3. Demonstrated Response and Preparedness. Whatever the specific mistakes and systemic flaws that led to the explosion on the Deepwater Horizon rig, the oil industry and federal government must demonstrate that they can handle and contain a major spill much more effectively than they have thus far. This means that the industry and government would have to go above and beyond current safety standards (such as blowout preventers) as well as the prevention planning mandated in the 1990 Oil Pollution Act, which predominantly focused on tankers. Adequate response capabilities will reduce the economic and environmental damage of an oil spill, and help to mitigate public concerns over oil and gas exploration. The demonstrated response and preparedness would require the oil and gas industry to:
The demonstrated response and preparedness would require the federal government to:
In addition to the three-part plan (which would reform the Oil Pollution Act of 1990), Congress should:
The immediate priority for Congress and the Administration should remain the environmental cleanup and determining the cause of the explosion on the Deepwater Horizon rig on April 20, 2010. By simply raising or eliminating the liability cap, Congress is trying to solve a puzzle without all the pieces. Instead of reactively creating another arbitrary cap, Congress should wait to see how much the Gulf oil spill is likely to cost and allow private insurers to assess the true risk of offshore oil and gas operations.

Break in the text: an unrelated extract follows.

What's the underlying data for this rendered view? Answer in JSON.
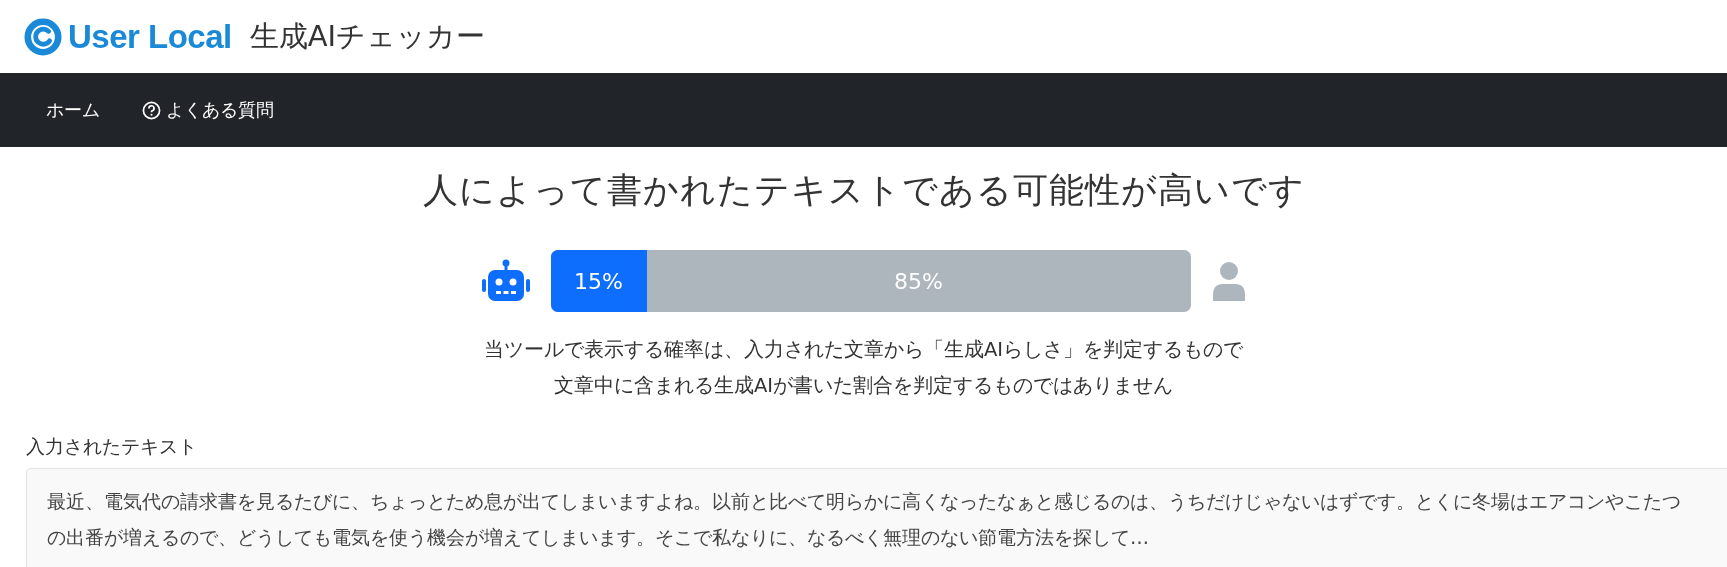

Congress should create a liability system that clearly identifies risks and allocates associated liabilities, ensures that those engaged in the industry can meet their potential liabilities, protects industry from frivolous lawsuits, and assures the public that both environmental and economic damages from an oil spill can be addressed in full. The oil industry should create an independent safety organization that would provide an incentive for oil companies to explore and implement new safety and prevention mechanisms. While such an organization would greatly reduce the likelihood of spills in the future, the industry also needs to demonstrate a clear and full ability to respond competently in the event of a spill. These reforms would keep oil and gas operation safe, the public informed, and overzealous regulators in check.
—Nicolas D. Loris is a Research Assistant in the Thomas A. Roe Institute for Economic Policy Studies; Jack Spencer is Research Fellow in Nuclear Energy in the Roe Institute; and James Jay Carafano, Ph.D., is Deputy Director of the Kathryn and Shelby Cullom Davis Institute for International Studies and Director of the Douglas and Sarah Allison Center for Foreign Policy Studies, a division of the Davis Institute, at The Heritage Foundation.
Neil King Jr., and Keith Johnson, “BP Relied on Faulty U.S. Data,” The Wall Street Journal, June 24, 2010, at http://online.wsj.com/article/SB10001424052748703900004575325131111637728.html (July 30, 2010).